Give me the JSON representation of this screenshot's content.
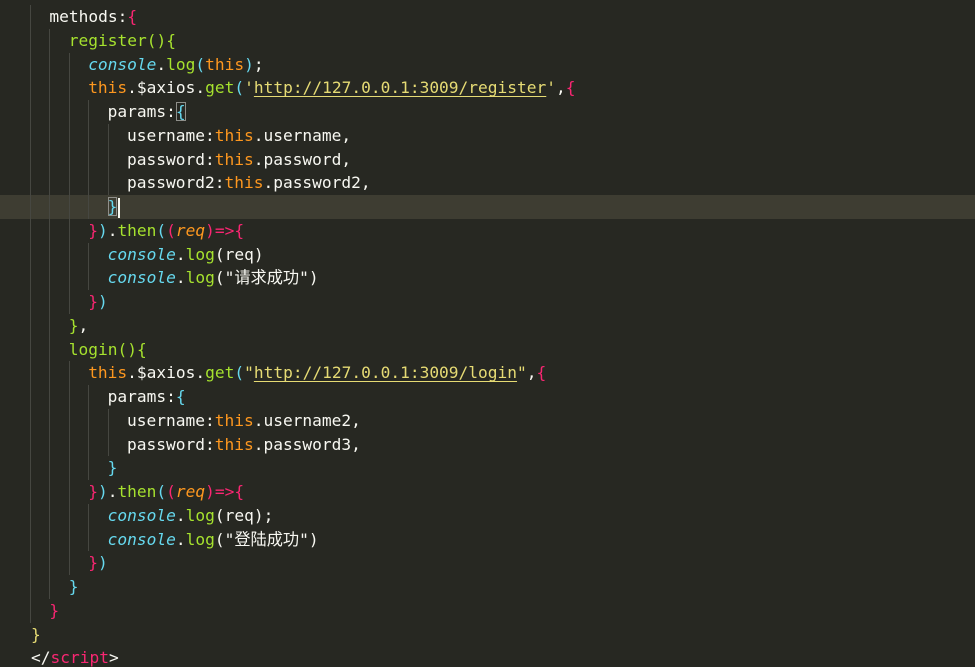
{
  "editor": {
    "theme_colors": {
      "background": "#272822",
      "current_line": "#3e3d32",
      "function": "#a6e22e",
      "keyword": "#fd971f",
      "property": "#66d9ef",
      "string": "#e6db74",
      "operator": "#f92672"
    },
    "lines": [
      {
        "indent": 2,
        "tokens": [
          {
            "t": "methods:",
            "c": "plain"
          },
          {
            "t": "{",
            "c": "p3"
          }
        ]
      },
      {
        "indent": 3,
        "tokens": [
          {
            "t": "register",
            "c": "fn"
          },
          {
            "t": "()",
            "c": "p2"
          },
          {
            "t": "{",
            "c": "p2"
          }
        ]
      },
      {
        "indent": 4,
        "tokens": [
          {
            "t": "console",
            "c": "prop"
          },
          {
            "t": ".",
            "c": "plain"
          },
          {
            "t": "log",
            "c": "fn"
          },
          {
            "t": "(",
            "c": "p4"
          },
          {
            "t": "this",
            "c": "kw"
          },
          {
            "t": ")",
            "c": "p4"
          },
          {
            "t": ";",
            "c": "plain"
          }
        ]
      },
      {
        "indent": 4,
        "tokens": [
          {
            "t": "this",
            "c": "kw"
          },
          {
            "t": ".$axios.",
            "c": "plain"
          },
          {
            "t": "get",
            "c": "fn"
          },
          {
            "t": "(",
            "c": "p4"
          },
          {
            "t": "'",
            "c": "str"
          },
          {
            "t": "http://127.0.0.1:3009/register",
            "c": "url"
          },
          {
            "t": "'",
            "c": "str"
          },
          {
            "t": ",",
            "c": "plain"
          },
          {
            "t": "{",
            "c": "p3"
          }
        ]
      },
      {
        "indent": 5,
        "tokens": [
          {
            "t": "params:",
            "c": "plain"
          },
          {
            "t": "{",
            "c": "p4",
            "box": true
          }
        ]
      },
      {
        "indent": 6,
        "tokens": [
          {
            "t": "username:",
            "c": "plain"
          },
          {
            "t": "this",
            "c": "kw"
          },
          {
            "t": ".username,",
            "c": "plain"
          }
        ]
      },
      {
        "indent": 6,
        "tokens": [
          {
            "t": "password:",
            "c": "plain"
          },
          {
            "t": "this",
            "c": "kw"
          },
          {
            "t": ".password,",
            "c": "plain"
          }
        ]
      },
      {
        "indent": 6,
        "tokens": [
          {
            "t": "password2:",
            "c": "plain"
          },
          {
            "t": "this",
            "c": "kw"
          },
          {
            "t": ".password2,",
            "c": "plain"
          }
        ]
      },
      {
        "indent": 5,
        "current": true,
        "tokens": [
          {
            "t": "}",
            "c": "p4",
            "box": true,
            "caret": true
          }
        ]
      },
      {
        "indent": 4,
        "tokens": [
          {
            "t": "}",
            "c": "p3"
          },
          {
            "t": ")",
            "c": "p4"
          },
          {
            "t": ".",
            "c": "plain"
          },
          {
            "t": "then",
            "c": "fn"
          },
          {
            "t": "(",
            "c": "p4"
          },
          {
            "t": "(",
            "c": "p3"
          },
          {
            "t": "req",
            "c": "param"
          },
          {
            "t": ")",
            "c": "p3"
          },
          {
            "t": "=>",
            "c": "arrow"
          },
          {
            "t": "{",
            "c": "p3"
          }
        ]
      },
      {
        "indent": 5,
        "tokens": [
          {
            "t": "console",
            "c": "prop"
          },
          {
            "t": ".",
            "c": "plain"
          },
          {
            "t": "log",
            "c": "fn"
          },
          {
            "t": "(",
            "c": "p1"
          },
          {
            "t": "req",
            "c": "plain"
          },
          {
            "t": ")",
            "c": "p1"
          }
        ]
      },
      {
        "indent": 5,
        "tokens": [
          {
            "t": "console",
            "c": "prop"
          },
          {
            "t": ".",
            "c": "plain"
          },
          {
            "t": "log",
            "c": "fn"
          },
          {
            "t": "(",
            "c": "p1"
          },
          {
            "t": "\"请求成功\"",
            "c": "plain"
          },
          {
            "t": ")",
            "c": "p1"
          }
        ]
      },
      {
        "indent": 4,
        "tokens": [
          {
            "t": "}",
            "c": "p3"
          },
          {
            "t": ")",
            "c": "p4"
          }
        ]
      },
      {
        "indent": 3,
        "tokens": [
          {
            "t": "}",
            "c": "p2"
          },
          {
            "t": ",",
            "c": "plain"
          }
        ]
      },
      {
        "indent": 3,
        "tokens": [
          {
            "t": "login",
            "c": "fn"
          },
          {
            "t": "()",
            "c": "p2"
          },
          {
            "t": "{",
            "c": "p2"
          }
        ]
      },
      {
        "indent": 4,
        "tokens": [
          {
            "t": "this",
            "c": "kw"
          },
          {
            "t": ".$axios.",
            "c": "plain"
          },
          {
            "t": "get",
            "c": "fn"
          },
          {
            "t": "(",
            "c": "p4"
          },
          {
            "t": "\"",
            "c": "str"
          },
          {
            "t": "http://127.0.0.1:3009/login",
            "c": "url"
          },
          {
            "t": "\"",
            "c": "str"
          },
          {
            "t": ",",
            "c": "plain"
          },
          {
            "t": "{",
            "c": "p3"
          }
        ]
      },
      {
        "indent": 5,
        "tokens": [
          {
            "t": "params:",
            "c": "plain"
          },
          {
            "t": "{",
            "c": "p4"
          }
        ]
      },
      {
        "indent": 6,
        "tokens": [
          {
            "t": "username:",
            "c": "plain"
          },
          {
            "t": "this",
            "c": "kw"
          },
          {
            "t": ".username2,",
            "c": "plain"
          }
        ]
      },
      {
        "indent": 6,
        "tokens": [
          {
            "t": "password:",
            "c": "plain"
          },
          {
            "t": "this",
            "c": "kw"
          },
          {
            "t": ".password3,",
            "c": "plain"
          }
        ]
      },
      {
        "indent": 5,
        "tokens": [
          {
            "t": "}",
            "c": "p4"
          }
        ]
      },
      {
        "indent": 4,
        "tokens": [
          {
            "t": "}",
            "c": "p3"
          },
          {
            "t": ")",
            "c": "p4"
          },
          {
            "t": ".",
            "c": "plain"
          },
          {
            "t": "then",
            "c": "fn"
          },
          {
            "t": "(",
            "c": "p4"
          },
          {
            "t": "(",
            "c": "p3"
          },
          {
            "t": "req",
            "c": "param"
          },
          {
            "t": ")",
            "c": "p3"
          },
          {
            "t": "=>",
            "c": "arrow"
          },
          {
            "t": "{",
            "c": "p3"
          }
        ]
      },
      {
        "indent": 5,
        "tokens": [
          {
            "t": "console",
            "c": "prop"
          },
          {
            "t": ".",
            "c": "plain"
          },
          {
            "t": "log",
            "c": "fn"
          },
          {
            "t": "(",
            "c": "p1"
          },
          {
            "t": "req",
            "c": "plain"
          },
          {
            "t": ")",
            "c": "p1"
          },
          {
            "t": ";",
            "c": "plain"
          }
        ]
      },
      {
        "indent": 5,
        "tokens": [
          {
            "t": "console",
            "c": "prop"
          },
          {
            "t": ".",
            "c": "plain"
          },
          {
            "t": "log",
            "c": "fn"
          },
          {
            "t": "(",
            "c": "p1"
          },
          {
            "t": "\"登陆成功\"",
            "c": "plain"
          },
          {
            "t": ")",
            "c": "p1"
          }
        ]
      },
      {
        "indent": 4,
        "tokens": [
          {
            "t": "}",
            "c": "p3"
          },
          {
            "t": ")",
            "c": "p4"
          }
        ]
      },
      {
        "indent": 3,
        "tokens": [
          {
            "t": "}",
            "c": "p4"
          }
        ]
      },
      {
        "indent": 2,
        "tokens": [
          {
            "t": "}",
            "c": "p3"
          }
        ]
      },
      {
        "indent": 1,
        "tokens": [
          {
            "t": "}",
            "c": "str"
          }
        ]
      },
      {
        "indent": 1,
        "tokens": [
          {
            "t": "</",
            "c": "plain"
          },
          {
            "t": "script",
            "c": "tagkw"
          },
          {
            "t": ">",
            "c": "plain"
          }
        ]
      }
    ]
  }
}
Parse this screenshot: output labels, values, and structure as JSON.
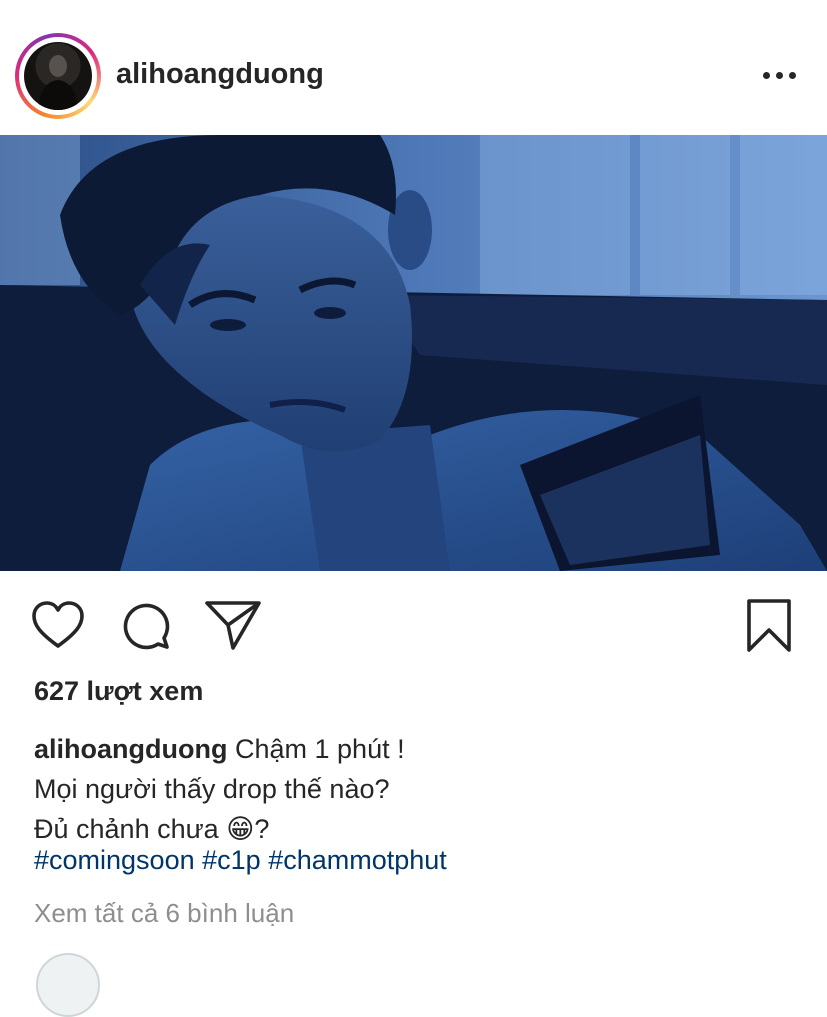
{
  "post": {
    "username": "alihoangduong",
    "more_icon": "more-horizontal-icon",
    "views_text": "627 lượt xem",
    "caption": {
      "username": "alihoangduong",
      "line1": "Chậm 1 phút !",
      "line2": "Mọi người thấy drop thế nào?",
      "line3_text": "Đủ chảnh chưa ",
      "line3_emoji": "😁",
      "line3_end": "?"
    },
    "hashtags": [
      "#comingsoon",
      "#c1p",
      "#chammotphut"
    ],
    "view_comments": "Xem tất cả 6 bình luận"
  },
  "icons": {
    "like": "heart-icon",
    "comment": "comment-bubble-icon",
    "share": "paper-plane-icon",
    "save": "bookmark-icon"
  },
  "colors": {
    "text": "#262626",
    "hashtag": "#003569",
    "muted": "#8e8e8e",
    "photo_tint": "#1e3c78"
  }
}
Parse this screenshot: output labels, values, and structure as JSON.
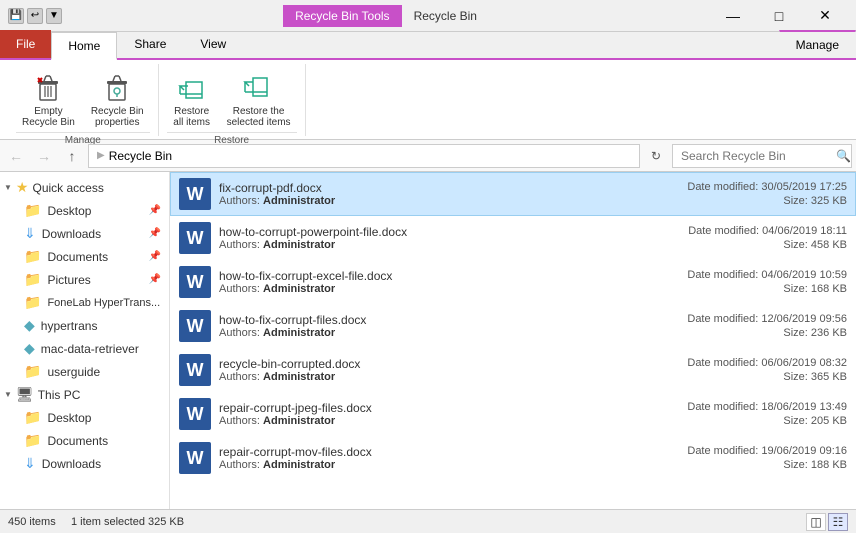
{
  "titlebar": {
    "app_title": "Recycle Bin",
    "tools_tab": "Recycle Bin Tools",
    "minimize": "—",
    "maximize": "□",
    "close": "✕"
  },
  "ribbon_tabs": {
    "file": "File",
    "home": "Home",
    "share": "Share",
    "view": "View",
    "manage": "Manage"
  },
  "ribbon": {
    "empty_label": "Empty\nRecycle Bin",
    "properties_label": "Recycle Bin\nproperties",
    "restore_all_label": "Restore\nall items",
    "restore_selected_label": "Restore the\nselected items",
    "manage_group": "Manage",
    "restore_group": "Restore"
  },
  "addressbar": {
    "breadcrumb": "Recycle Bin",
    "search_placeholder": "Search Recycle Bin"
  },
  "sidebar": {
    "quick_access": "Quick access",
    "desktop": "Desktop",
    "downloads": "Downloads",
    "documents": "Documents",
    "pictures": "Pictures",
    "fonelab": "FoneLab HyperTrans...",
    "hypertrans": "hypertrans",
    "mac_retriever": "mac-data-retriever",
    "userguide": "userguide",
    "this_pc": "This PC",
    "pc_desktop": "Desktop",
    "pc_documents": "Documents",
    "pc_downloads": "Downloads"
  },
  "files": [
    {
      "name": "fix-corrupt-pdf.docx",
      "author": "Administrator",
      "date": "Date modified: 30/05/2019 17:25",
      "size": "Size: 325 KB",
      "selected": true
    },
    {
      "name": "how-to-corrupt-powerpoint-file.docx",
      "author": "Administrator",
      "date": "Date modified: 04/06/2019 18:11",
      "size": "Size: 458 KB",
      "selected": false
    },
    {
      "name": "how-to-fix-corrupt-excel-file.docx",
      "author": "Administrator",
      "date": "Date modified: 04/06/2019 10:59",
      "size": "Size: 168 KB",
      "selected": false
    },
    {
      "name": "how-to-fix-corrupt-files.docx",
      "author": "Administrator",
      "date": "Date modified: 12/06/2019 09:56",
      "size": "Size: 236 KB",
      "selected": false
    },
    {
      "name": "recycle-bin-corrupted.docx",
      "author": "Administrator",
      "date": "Date modified: 06/06/2019 08:32",
      "size": "Size: 365 KB",
      "selected": false
    },
    {
      "name": "repair-corrupt-jpeg-files.docx",
      "author": "Administrator",
      "date": "Date modified: 18/06/2019 13:49",
      "size": "Size: 205 KB",
      "selected": false
    },
    {
      "name": "repair-corrupt-mov-files.docx",
      "author": "Administrator",
      "date": "Date modified: 19/06/2019 09:16",
      "size": "Size: 188 KB",
      "selected": false
    }
  ],
  "statusbar": {
    "count": "450 items",
    "selected": "1 item selected  325 KB"
  }
}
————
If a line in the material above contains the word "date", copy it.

> **ANSWER SPACE**
      "date": "Date modified: 30/05/2019 17:25",
      "date": "Date modified: 04/06/2019 18:11",
      "date": "Date modified: 04/06/2019 10:59",
      "date": "Date modified: 12/06/2019 09:56",
      "date": "Date modified: 06/06/2019 08:32",
      "date": "Date modified: 18/06/2019 13:49",
      "date": "Date modified: 19/06/2019 09:16",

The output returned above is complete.